(Saved data entries)
——

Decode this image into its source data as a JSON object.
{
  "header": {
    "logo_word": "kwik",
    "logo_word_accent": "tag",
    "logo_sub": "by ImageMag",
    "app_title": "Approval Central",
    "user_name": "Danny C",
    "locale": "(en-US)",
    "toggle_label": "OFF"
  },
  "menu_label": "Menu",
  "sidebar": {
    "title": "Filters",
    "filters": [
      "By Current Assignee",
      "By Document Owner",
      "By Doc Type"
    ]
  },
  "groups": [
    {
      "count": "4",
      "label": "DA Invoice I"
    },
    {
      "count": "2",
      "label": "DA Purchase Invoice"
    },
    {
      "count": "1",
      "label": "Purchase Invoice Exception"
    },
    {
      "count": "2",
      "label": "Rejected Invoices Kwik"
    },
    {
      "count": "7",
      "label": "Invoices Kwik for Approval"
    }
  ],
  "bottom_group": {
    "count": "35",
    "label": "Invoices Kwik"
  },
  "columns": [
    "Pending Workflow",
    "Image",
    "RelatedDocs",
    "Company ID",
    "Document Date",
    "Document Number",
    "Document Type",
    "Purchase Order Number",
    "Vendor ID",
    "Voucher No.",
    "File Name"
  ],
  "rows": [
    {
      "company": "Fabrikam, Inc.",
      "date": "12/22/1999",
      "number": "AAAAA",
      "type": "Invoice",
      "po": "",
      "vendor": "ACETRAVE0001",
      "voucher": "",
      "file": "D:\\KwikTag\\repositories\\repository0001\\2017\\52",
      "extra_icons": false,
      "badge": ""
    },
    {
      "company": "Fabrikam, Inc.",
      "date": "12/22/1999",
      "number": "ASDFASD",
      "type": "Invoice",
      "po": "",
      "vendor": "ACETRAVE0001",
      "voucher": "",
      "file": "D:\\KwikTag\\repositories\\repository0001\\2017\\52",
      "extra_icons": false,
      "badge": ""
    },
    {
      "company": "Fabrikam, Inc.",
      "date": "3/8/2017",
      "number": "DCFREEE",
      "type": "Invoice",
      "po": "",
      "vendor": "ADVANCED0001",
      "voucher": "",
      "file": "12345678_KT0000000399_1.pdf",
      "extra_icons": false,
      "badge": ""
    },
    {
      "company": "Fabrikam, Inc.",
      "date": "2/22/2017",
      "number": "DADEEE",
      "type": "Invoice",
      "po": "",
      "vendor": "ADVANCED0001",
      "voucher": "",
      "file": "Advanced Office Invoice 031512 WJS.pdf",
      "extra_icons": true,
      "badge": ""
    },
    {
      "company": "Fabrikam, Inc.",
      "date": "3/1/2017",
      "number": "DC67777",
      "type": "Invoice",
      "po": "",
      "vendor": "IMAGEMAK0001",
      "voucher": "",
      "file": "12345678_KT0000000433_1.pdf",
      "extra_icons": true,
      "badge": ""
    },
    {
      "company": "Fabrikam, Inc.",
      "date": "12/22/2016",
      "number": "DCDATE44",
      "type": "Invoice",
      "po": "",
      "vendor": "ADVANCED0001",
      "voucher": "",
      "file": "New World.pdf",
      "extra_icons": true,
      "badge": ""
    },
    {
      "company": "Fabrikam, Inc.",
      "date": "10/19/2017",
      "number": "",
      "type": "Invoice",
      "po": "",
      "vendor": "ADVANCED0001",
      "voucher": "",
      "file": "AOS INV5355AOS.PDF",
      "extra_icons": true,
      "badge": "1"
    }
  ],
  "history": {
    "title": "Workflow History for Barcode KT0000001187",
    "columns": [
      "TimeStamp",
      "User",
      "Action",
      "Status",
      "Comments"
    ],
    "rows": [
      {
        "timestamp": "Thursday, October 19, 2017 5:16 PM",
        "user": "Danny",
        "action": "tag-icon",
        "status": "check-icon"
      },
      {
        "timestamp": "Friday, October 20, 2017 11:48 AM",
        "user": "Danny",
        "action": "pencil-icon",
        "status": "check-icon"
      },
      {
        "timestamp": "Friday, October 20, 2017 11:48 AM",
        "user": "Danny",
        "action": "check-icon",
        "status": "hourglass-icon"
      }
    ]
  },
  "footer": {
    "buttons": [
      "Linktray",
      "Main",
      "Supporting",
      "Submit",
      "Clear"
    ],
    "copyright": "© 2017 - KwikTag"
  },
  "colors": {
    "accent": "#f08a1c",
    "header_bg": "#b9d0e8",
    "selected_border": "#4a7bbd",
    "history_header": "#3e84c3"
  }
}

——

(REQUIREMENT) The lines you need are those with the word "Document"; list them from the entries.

(EXERCISE RESPONSE)
      "By Document Owner",
    "Document Date",
    "Document Number",
    "Document Type",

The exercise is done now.